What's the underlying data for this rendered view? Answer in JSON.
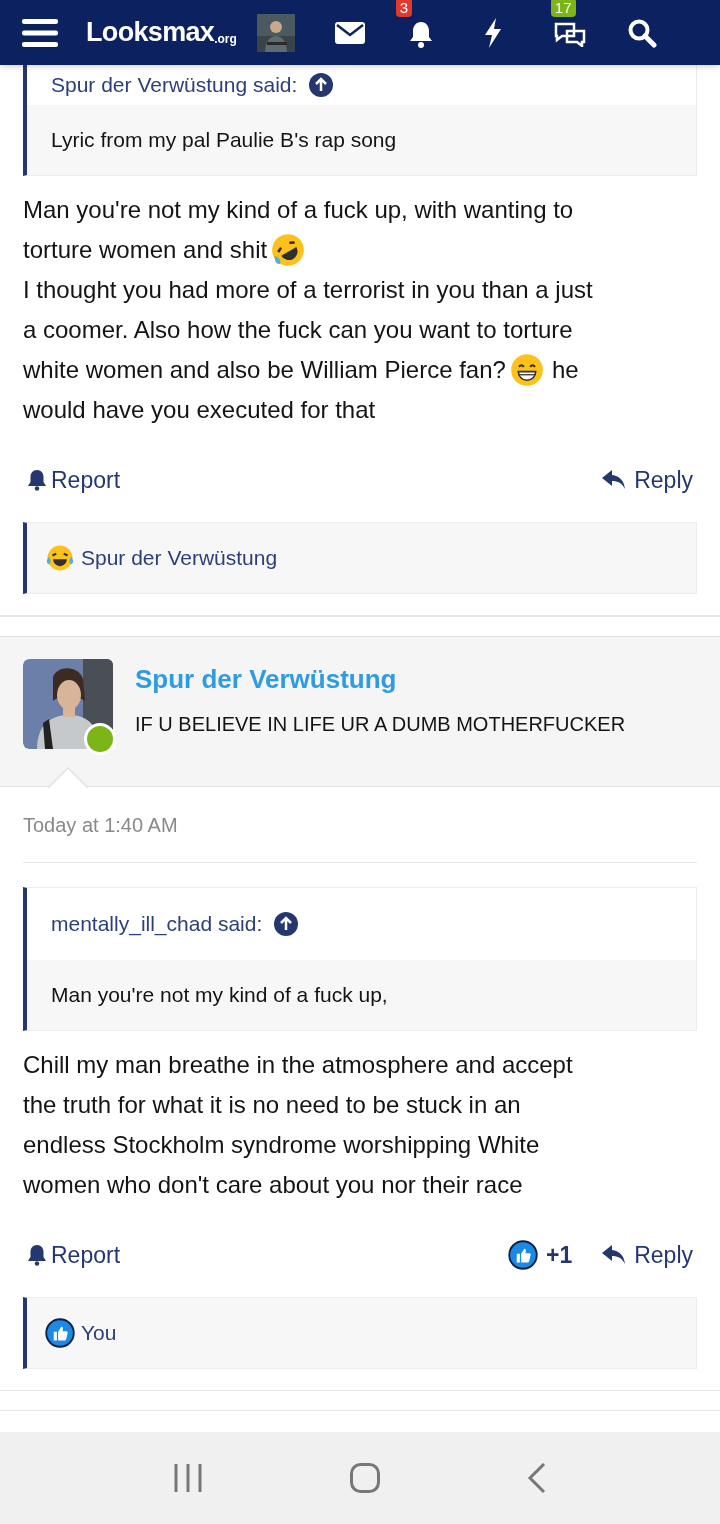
{
  "header": {
    "logo": "Looksmax",
    "logo_suffix": ".org",
    "alerts_badge": "3",
    "conversations_badge": "17"
  },
  "posts": [
    {
      "quote": {
        "attribution": "Spur der Verwüstung said:",
        "text": "Lyric from my pal Paulie B's rap song"
      },
      "body": [
        [
          {
            "kind": "text",
            "text": "Man you're not my kind of a fuck up, with wanting to"
          }
        ],
        [
          {
            "kind": "text",
            "text": "torture women and shit"
          },
          {
            "kind": "rofl"
          }
        ],
        [
          {
            "kind": "text",
            "text": "I thought you had more of a terrorist in you than a just"
          }
        ],
        [
          {
            "kind": "text",
            "text": "a coomer. Also how the fuck can you want to torture"
          }
        ],
        [
          {
            "kind": "text",
            "text": "white women and also be William Pierce fan?"
          },
          {
            "kind": "grin"
          },
          {
            "kind": "text",
            "text": "he"
          }
        ],
        [
          {
            "kind": "text",
            "text": "would have you executed for that"
          }
        ]
      ],
      "actions": {
        "report": "Report",
        "reply": "Reply"
      },
      "reactions": {
        "kind": "laugh",
        "text": "Spur der Verwüstung"
      }
    },
    {
      "author": {
        "name": "Spur der Verwüstung",
        "title": "IF U BELIEVE IN LIFE UR A DUMB MOTHERFUCKER",
        "online": true,
        "time": "Today at 1:40 AM"
      },
      "quote": {
        "attribution": "mentally_ill_chad said:",
        "text": "Man you're not my kind of a fuck up,"
      },
      "body": [
        [
          {
            "kind": "text",
            "text": "Chill my man breathe in the atmosphere and accept"
          }
        ],
        [
          {
            "kind": "text",
            "text": "the truth for what it is no need to be stuck in an"
          }
        ],
        [
          {
            "kind": "text",
            "text": "endless Stockholm syndrome worshipping White"
          }
        ],
        [
          {
            "kind": "text",
            "text": "women who don't care about you nor their race"
          }
        ]
      ],
      "actions": {
        "report": "Report",
        "likes": "+1",
        "reply": "Reply"
      },
      "reactions": {
        "kind": "like",
        "text": "You"
      }
    }
  ]
}
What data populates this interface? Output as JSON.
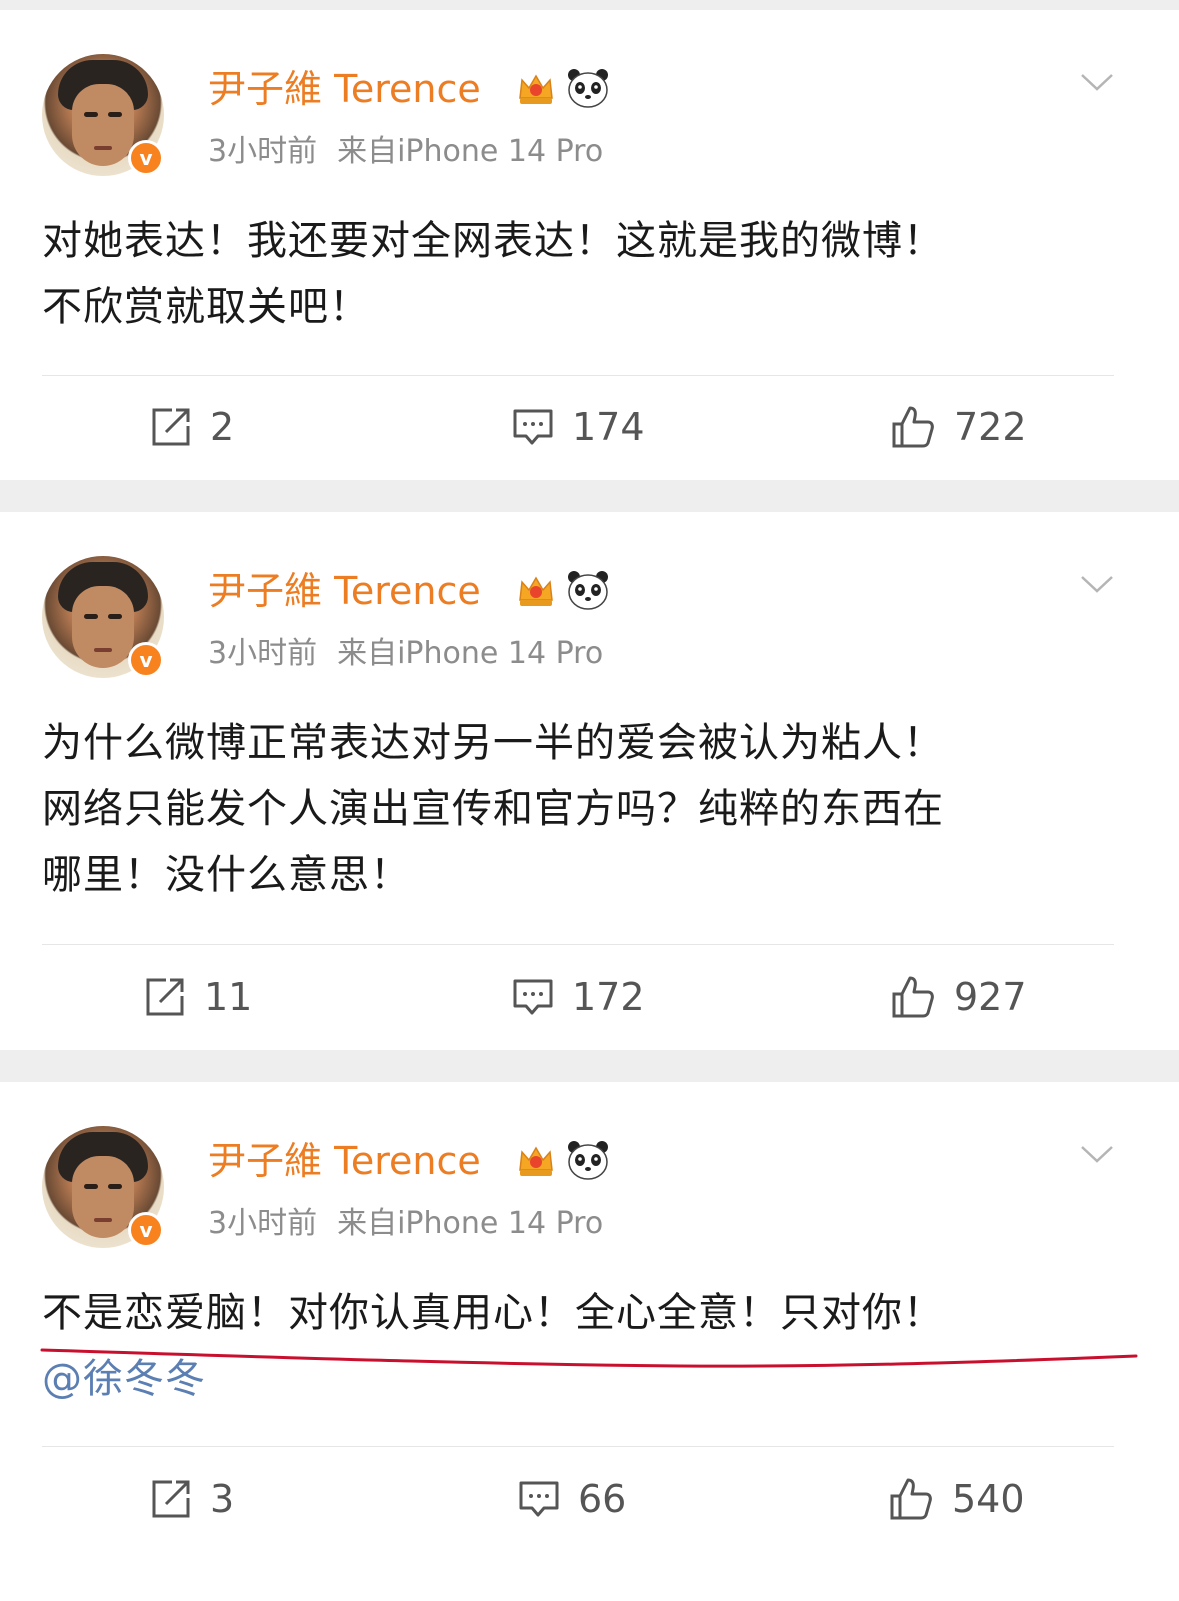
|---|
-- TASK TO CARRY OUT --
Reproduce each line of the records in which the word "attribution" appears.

-- ANSWER SPACE --
        "attribution": "Spur der Verwüstung said:",
        "attribution": "mentally_ill_chad said:",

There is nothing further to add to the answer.